Different paddles are used for each style of paddling. Whitewater paddles are generally heavier and more solid. They have straight shafts and squarer, wider blades for fast strokes and cranking turns. Touring paddles are longer and lighter, with thinner blades often offset at an angle. Classic variations include ottertail and beavertail-style paddles, which are elongated and can be used with a much smoother cadence. Wood, carbon, plastics and metals are all used, but wooden paddles are favoured for their warmth, flexibility and durability.
Body positioning & loading your canoe
Where and how you sit in the boat will affect how your canoe performs, how responsive it is, and how it tracks through the water.
“Body. Boat. Blade. That’s my order of priority when I’m teaching students,” says Matt 1.

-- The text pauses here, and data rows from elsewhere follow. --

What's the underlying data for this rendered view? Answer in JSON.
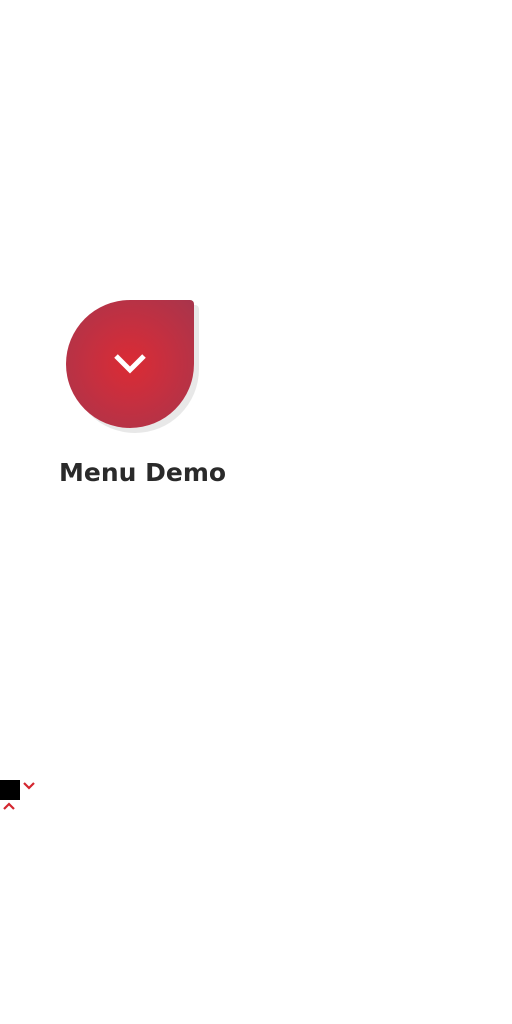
{
  "demo": {
    "title": "Menu Demo"
  },
  "icons": {
    "menu_toggle": "chevron-down-icon",
    "mini_down": "chevron-down-icon",
    "mini_up": "chevron-up-icon"
  },
  "colors": {
    "button_center": "#db2b34",
    "button_edge": "#a7354c",
    "chevron_small": "#d4262f",
    "title_text": "#2a2a2a",
    "swatch": "#000000"
  }
}
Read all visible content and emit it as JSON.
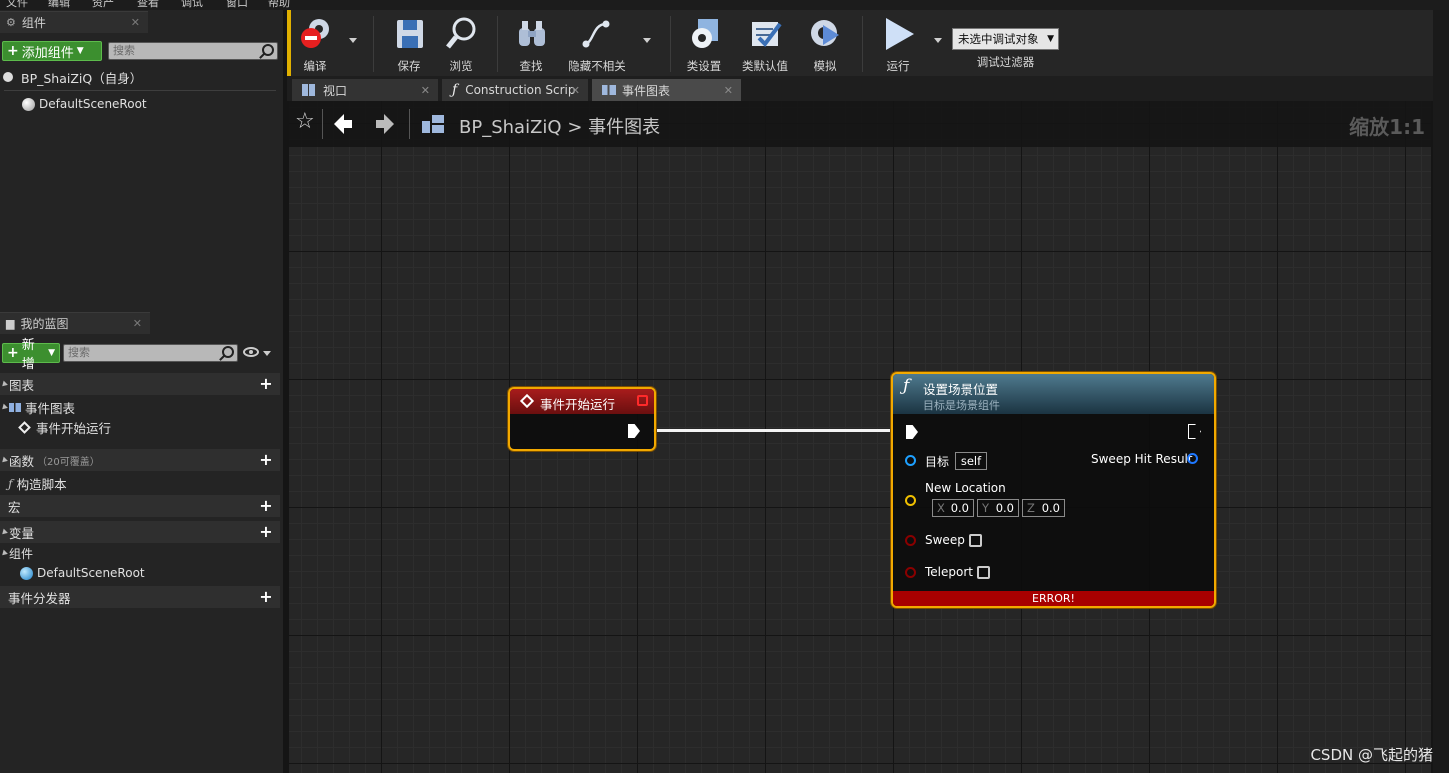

Get a grip: Grasp the T-grip at the top of the paddle in one hand and the shaft of the paddle in the other, with your elbows slightly bent. Swap hands when you change sides. You can do every stroke needed without ever turning the paddle around and you can make your canoe do almost every manoeuvre without swapping sides. It’s important to keep hold of the grip at all times, especially in rough water, to avoid braining yourself or a fellow paddler.
Keep trim: In a double canoe it’s ideal to have the heavier paddler in the back, otherwise steering can be challenging. When touring with significant amounts of gear and water, distribute the weight appropriately in the boat. Adjusting the “trim” of the boat involves moving the gear in the canoe forward or back to help deal with prevailing natural conditions, such as high winds.
Bum or knees: You can either sit or kneel in the canoe. Kneeling gives you a slightly lower centre of gravity, which helps with stability in rough water, but on longer trips it can be more comfortable to sit. Experienced solo paddlers kneel with their legs together and pointing towards the side of the boat they are paddling on, which helps keep the boat straight and lifts one side of the canoe out of the water (heeling it over) to decrease drag and improve efficiency and speed. Many downriver canoes feature thigh-brace straps that secure kneeling paddlers to the boat to a certain degree, enabling them to use their full-body strength to turn the boat. Accomplished canoeists can even roll their boats.
Go against the flow: When eddying in or dealing with any fast-flowing water, no matter how counter-intuitive it feels, it’s imperative to lean away from the flow of the water so the side of the canoe rises high against the flow – if you lean the other way the water will breach the side of the canoe, swamping and potentially sinking it.
Canoe safety and self rescue
Always wear a helmet and a personal flotation device (PFD) when paddling in fast-flowing water. Never enter a rapid blind – always scout it first. Even if you are familiar with a rapid, new and dangerous obstacles may have entered the water since you last paddled it. Learn defensive and aggressive swimming.
Defensive: floating on back, legs downstream, feet up, looking downstream, using arms to direct body angle. Aggressive: floating on stomach, legs downstream, body on surface and angled around 45 degrees to the river current, freestyle swimming technique, looking downstream for any obstacles. Ready to retreat to defensive position if needed.
If you’re in your canoe and come up hard against an obstacle, such as a rock, lean onto it – don’t push away from it or you’re likely to end up in the drink. If you do end up outside your canoe in moving water then stay upstream of the boat so it can’t pin you to any objects. Grab the end of the canoe that is upstream (hopefully equipped with a swim-line or “painter”) and swim for the bank. Once on the bank, get a firm footing and hold the rope tightly (do not wrap it around your hands). The canoe should swing downstream into the bank with a pendulum action.